Dachshunds began to be registered by a German breed club in 1888, but their development as a handy, versatile little hunting dog had been going on well before this. They were not thought of as a pack hound, but rather as individual workers more responsive to their handler than most hounds. It was their small size and their responsiveness that soon made them very popular as family pets for town and city dwellers. By the beginning of the 20th century tensions were developing between the hunters, who were interested in agile dachshunds and wanted good leg length, and show/pet breeders who wanted their dachshunds longer and lower. None-the-less the German Dachshund Club from the beginning considered them to be, first of all, a hunting dog. Hunters, not show people, were the leaders of the DTK (Deutscher Teckelklub). Dachshunds also became popular in England at this time, but unlike the case in Germany, there was no real interest in hunting them there.
Long before a national breed registry was established three distinct coat varieties had emerged. The smooth coats came first and from these wire and long haired coats were developed by out-crossing to terriers, in the case of wires, and to spaniel types, in the case of longs. Today the wire-coated dachshunds are the most popular in Europe, and the wire coats are even more dominant among the dachshunds used for hunting. The details of coat standardization don’t concern us here, but it’s useful to realize that the European dachshund today is usually not a smooth, slick dog. Roughly 2/3 of the German registry is today made up of wires, and the smooths are a distant third behind longhaired dachshunds.
The early 20th century German magazines and studbooks show a wide variation of dachshund physical types. Some dogs seem very low and heavy-bodied, but one sees other more athletic looking types with longer legs capable of serious work above and below ground. A few German show judges were complaining that too many of the dachshunds they were observed were excessively long legged. Rather than try to select a “representative” photo of the dachshunds of the era, it is more useful to present the “ideal” smooth coated dachshund as it was officially presented in the Teckel-Klub studbook of 1909.

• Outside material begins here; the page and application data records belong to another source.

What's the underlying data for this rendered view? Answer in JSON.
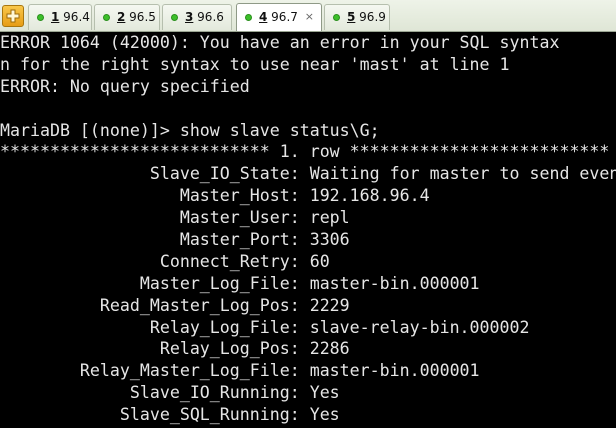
{
  "tabs": [
    {
      "num": "1",
      "label": " 96.4"
    },
    {
      "num": "2",
      "label": " 96.5"
    },
    {
      "num": "3",
      "label": " 96.6"
    },
    {
      "num": "4",
      "label": " 96.7"
    },
    {
      "num": "5",
      "label": " 96.9"
    }
  ],
  "active_tab_close": "×",
  "terminal": {
    "lines": [
      "ERROR 1064 (42000): You have an error in your SQL syntax",
      "n for the right syntax to use near 'mast' at line 1",
      "ERROR: No query specified",
      "",
      "MariaDB [(none)]> show slave status\\G;",
      "*************************** 1. row **************************",
      "               Slave_IO_State: Waiting for master to send event",
      "                  Master_Host: 192.168.96.4",
      "                  Master_User: repl",
      "                  Master_Port: 3306",
      "                Connect_Retry: 60",
      "              Master_Log_File: master-bin.000001",
      "          Read_Master_Log_Pos: 2229",
      "               Relay_Log_File: slave-relay-bin.000002",
      "                Relay_Log_Pos: 2286",
      "        Relay_Master_Log_File: master-bin.000001",
      "             Slave_IO_Running: Yes",
      "            Slave_SQL_Running: Yes"
    ]
  }
}
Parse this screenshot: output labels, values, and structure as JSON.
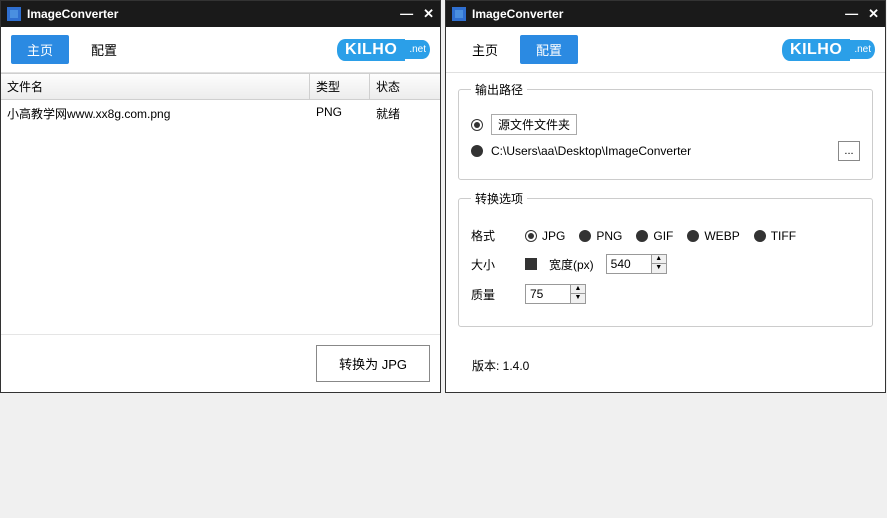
{
  "app": {
    "title": "ImageConverter"
  },
  "tabs": {
    "home": "主页",
    "config": "配置"
  },
  "logo": {
    "main": "KILHO",
    "suffix": ".net"
  },
  "table": {
    "headers": {
      "name": "文件名",
      "type": "类型",
      "status": "状态"
    },
    "rows": [
      {
        "name": "小高教学网www.xx8g.com.png",
        "type": "PNG",
        "status": "就绪"
      }
    ]
  },
  "convert_button": "转换为 JPG",
  "output": {
    "legend": "输出路径",
    "source_label": "源文件文件夹",
    "path": "C:\\Users\\aa\\Desktop\\ImageConverter",
    "browse": "..."
  },
  "options": {
    "legend": "转换选项",
    "format_label": "格式",
    "formats": [
      "JPG",
      "PNG",
      "GIF",
      "WEBP",
      "TIFF"
    ],
    "size_label": "大小",
    "width_label": "宽度(px)",
    "width_value": "540",
    "quality_label": "质量",
    "quality_value": "75"
  },
  "version": "版本: 1.4.0"
}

As the hunter’s version of the dachshund conformation became more dominant in Germany, changes also took place in coat preferences. Smooth-coated dachshunds, which had been by far the most widely owned early in the 20th century, began to lose in popularity. In breed registrations they were first overtaken by the long coated dachshunds, and then ultimately by the wires. In 1987, a year before the 100th anniversary of the DTK German Dachshund Club) there were 10,388 new wires registered, 3,037 longs registered and 592 smooths. Only 4.2 % of the dachshunds registered in that year were smooths. Times had changed!Partly this was a shift in fashion among pet owners. Certainly not all of the puppies registered in that year were destined to become hunting dogs. But the dominance of wires also reflected a conclusion that a good wire coat was especially well-suited for hunting in rough cover and tough weather. The predominance of wires entered in hunting tests was even greater than in the general DTK registry.